Oftentimes, especially in the current market, people have been willing to spend more than the actual value of a home. Owen says that his job is to support his opinion of value purely based on facts and market data. And sometimes, that means a higher price tag but a lower value.

2. Appraisers make time adjustments

Lenders always prefer to see the most recent comparable home sales. However, Fannie Mae and Freddie Mac will accept comps as far as a year back for the first three homes in the appraisal report. If there’s a really great comp, Owen says he will even go back a couple of years to make a time adjustment, but in the past couple of years, the adjustments have been so large that banks have, at times, questioned the values.

“We have to be able to support our work because if I had not made those adjustments, my opinion of value would’ve been lower than the market really was at that time. But it does require a lot of explaining. I think the banks are used to it now after two years of this rapid appreciation,” says Owen.

3.  Appraisers want to talk to you

Owen says not only does he love hearing from real estate agents, but he also occasionally calls listing agents to learn more about a sale. Offering information that is not included in the MLS can help appraisers understand more about the property and its sales price. For example, if a nearby property sold quickly and for less money due to a divorce, appraisers will take that into consideration when determining the value of the property they’re appraising.

4.  Quality and condition count

Amenities like countertops, flooring, and new kitchen cabinets are important, but Owen says their quality and condition are even more important.

“What’s the flooring, and what’s the condition of all of that, too? I’ve seen some homes with new kitchens but they just weren’t done well, and that can make a difference. Just the quality of the work may make a difference, so we take all that into consideration.”

Appraisers use UAD (Uniform Appraisal Dataset) codes to grade the condition of the home. These are a standard set of definitions and responses that appraisers use in their reports.

5.  Some aspects of a home don’t add value

The foundation and the roof are items that must be functional. Owen says that if you just spent thousands of dollars replacing a roof, don’t expect to get that money back. The same is true for a home’s foundation.

“Foundations are even worse than roofs,” says Owen, “because if you’ve got a foundation that needs to be torn out and replaced, there’s really little, if any, value for that, just because the buyers expect a home to have a foundation that’s working. So, you could drop $30,000, $40,000, or more rebuilding a wall in the basement and get zero return.”

6. Appraisals are subjective
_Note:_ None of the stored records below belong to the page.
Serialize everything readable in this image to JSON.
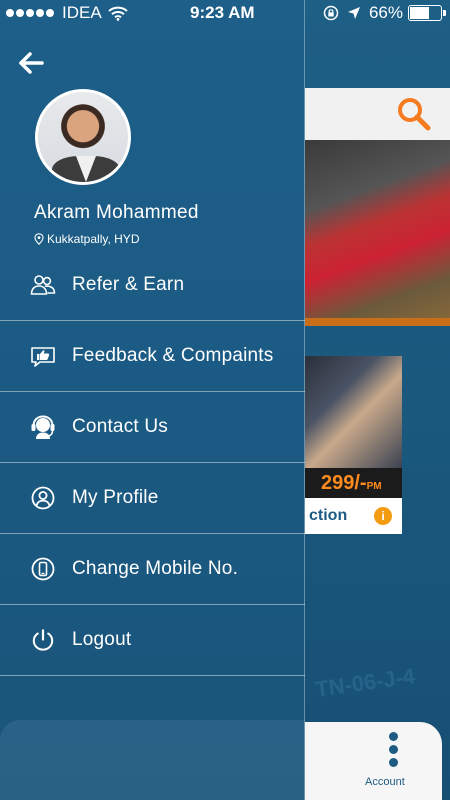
{
  "status_bar": {
    "carrier": "IDEA",
    "time": "9:23 AM",
    "battery": "66%",
    "battery_level": 0.66
  },
  "drawer": {
    "user": {
      "name": "Akram Mohammed",
      "location": "Kukkatpally, HYD"
    },
    "menu": [
      {
        "label": "Refer & Earn",
        "icon": "people-icon"
      },
      {
        "label": "Feedback & Compaints",
        "icon": "thumbs-up-chat-icon"
      },
      {
        "label": "Contact Us",
        "icon": "headset-icon"
      },
      {
        "label": "My Profile",
        "icon": "user-circle-icon"
      },
      {
        "label": "Change Mobile No.",
        "icon": "mobile-icon"
      },
      {
        "label": "Logout",
        "icon": "power-icon"
      }
    ]
  },
  "background": {
    "price": "299/-",
    "price_suffix": "PM",
    "cta": "Car Inspection",
    "cta_visible": "ction",
    "account_label": "Account",
    "plate_text": "TN-06-J-4"
  },
  "colors": {
    "drawer_bg": "#1b5a83",
    "accent_orange": "#f47b20",
    "text": "#ffffff"
  }
}
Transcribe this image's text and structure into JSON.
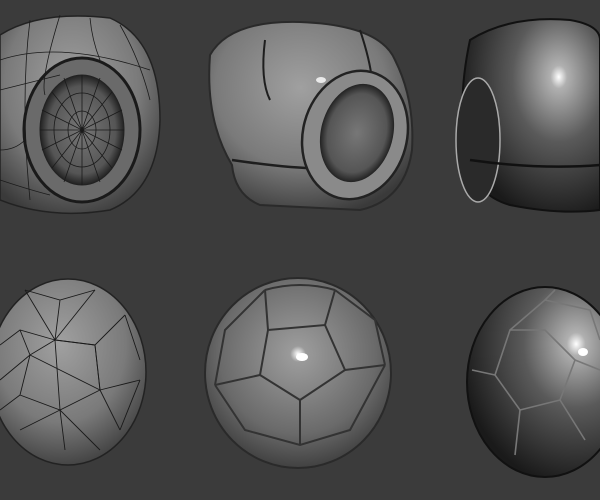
{
  "colors": {
    "background": "#3b3b3b",
    "surface_light": "#9a9a9a",
    "surface_mid": "#6e6e6e",
    "surface_dark": "#1e1e1e",
    "wire": "#1a1a1a"
  },
  "models": [
    {
      "name": "cap-wireframe",
      "row": "top",
      "style": "wireframe"
    },
    {
      "name": "cap-smooth",
      "row": "top",
      "style": "shaded"
    },
    {
      "name": "cap-smooth-glossy",
      "row": "top",
      "style": "glossy"
    },
    {
      "name": "soccer-ball-wireframe",
      "row": "bottom",
      "style": "wireframe"
    },
    {
      "name": "soccer-ball-smooth",
      "row": "bottom",
      "style": "shaded"
    },
    {
      "name": "soccer-ball-glossy",
      "row": "bottom",
      "style": "glossy"
    }
  ]
}
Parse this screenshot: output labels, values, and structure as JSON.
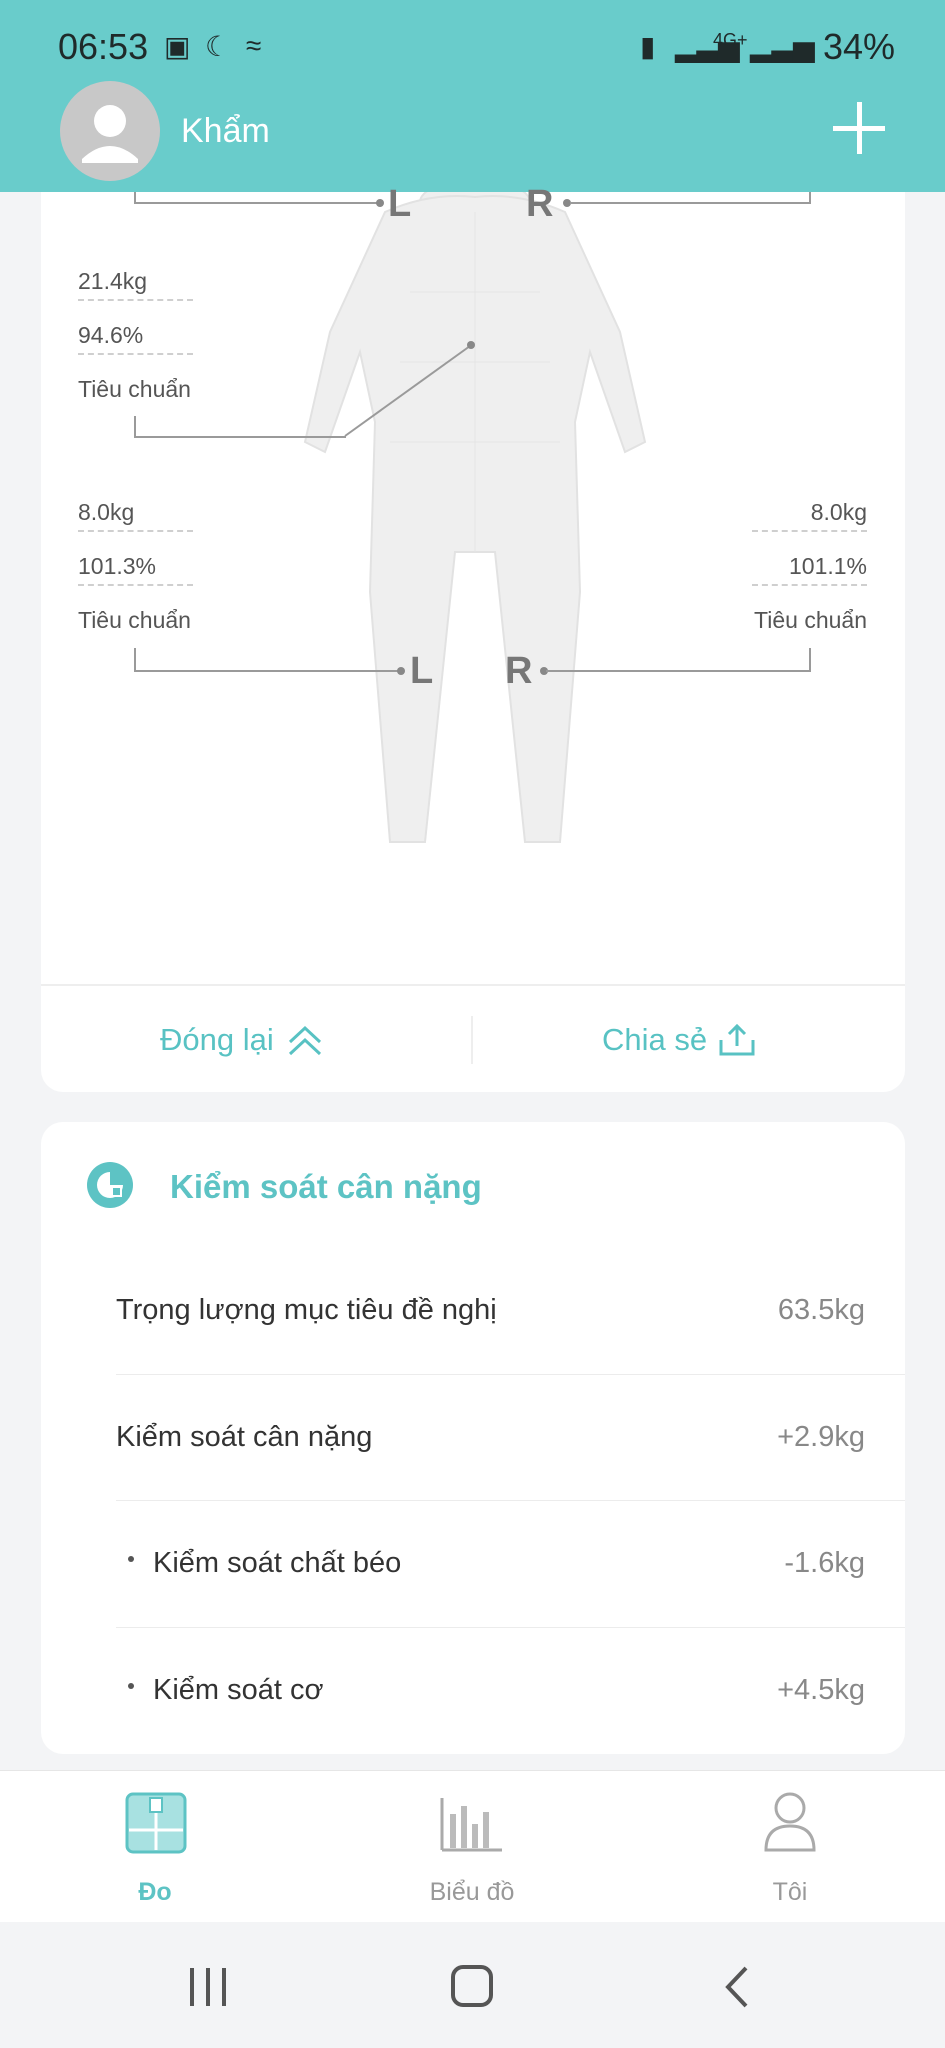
{
  "status_bar": {
    "time": "06:53",
    "network": "4G+",
    "battery": "34%"
  },
  "header": {
    "user_name": "Khẩm"
  },
  "body_figure": {
    "top_left_marker": "L",
    "top_right_marker": "R",
    "trunk": {
      "weight": "21.4kg",
      "percent": "94.6%",
      "status": "Tiêu chuẩn"
    },
    "left_leg": {
      "weight": "8.0kg",
      "percent": "101.3%",
      "status": "Tiêu chuẩn"
    },
    "right_leg": {
      "weight": "8.0kg",
      "percent": "101.1%",
      "status": "Tiêu chuẩn"
    },
    "leg_left_marker": "L",
    "leg_right_marker": "R"
  },
  "actions": {
    "close_label": "Đóng lại",
    "share_label": "Chia sẻ"
  },
  "weight_control": {
    "title": "Kiểm soát cân nặng",
    "rows": [
      {
        "label": "Trọng lượng mục tiêu đề nghị",
        "value": "63.5kg"
      },
      {
        "label": "Kiểm soát cân nặng",
        "value": "+2.9kg"
      },
      {
        "label": "Kiểm soát chất béo",
        "value": "-1.6kg"
      },
      {
        "label": "Kiểm soát cơ",
        "value": "+4.5kg"
      }
    ]
  },
  "bottom_nav": {
    "measure": "Đo",
    "chart": "Biểu đồ",
    "me": "Tôi"
  },
  "colors": {
    "accent": "#69cccb",
    "text_accent": "#58c2c3"
  }
}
Owen points out that even with a grading system, each appraiser may see things differently than the next. One person’s idea of an updated kitchen may be freshly-painted kitchen cabinets with granite countertops, while another may feel that granite countertops are outdated based on market trends in which quartz countertops are more popular.

Location is another area where subjectivity comes into play, says Owen.

“There’s an area outside of Cleveland, and it’s a very high-density neighborhood, and a lot of appraisers – in fact, me too for a long time – I was calling that ‘suburban’ thinking, ‘Well, that’s a suburban area for Cleveland.’ But the truth is it’s urban. Density-wise, it’s urban. You go one mile into where everyone’s calling that neighborhood urban and it’s urban. But we get in our mind, well, it’s suburban because it’s a suburban part of Cleveland. But in reality, when you look at the density, it’s urban. So, things like that can be a little bit subjective.”

In conclusion, Owen says to keep in mind that one sale does not make the market value. Comparable sales are the biggest factors appraisers use to support their findings, and even those are not set in stone. But, being proactive as an agent by sharing as much information upfront as possible will help to avoid a dispute later, and in the long run, will make the process much smoother for all parties involved.

Listen to Jamie Owen’s appearance on The Walkthrough™ below.

Header Image Source: (Annie Spratt / Unsplash)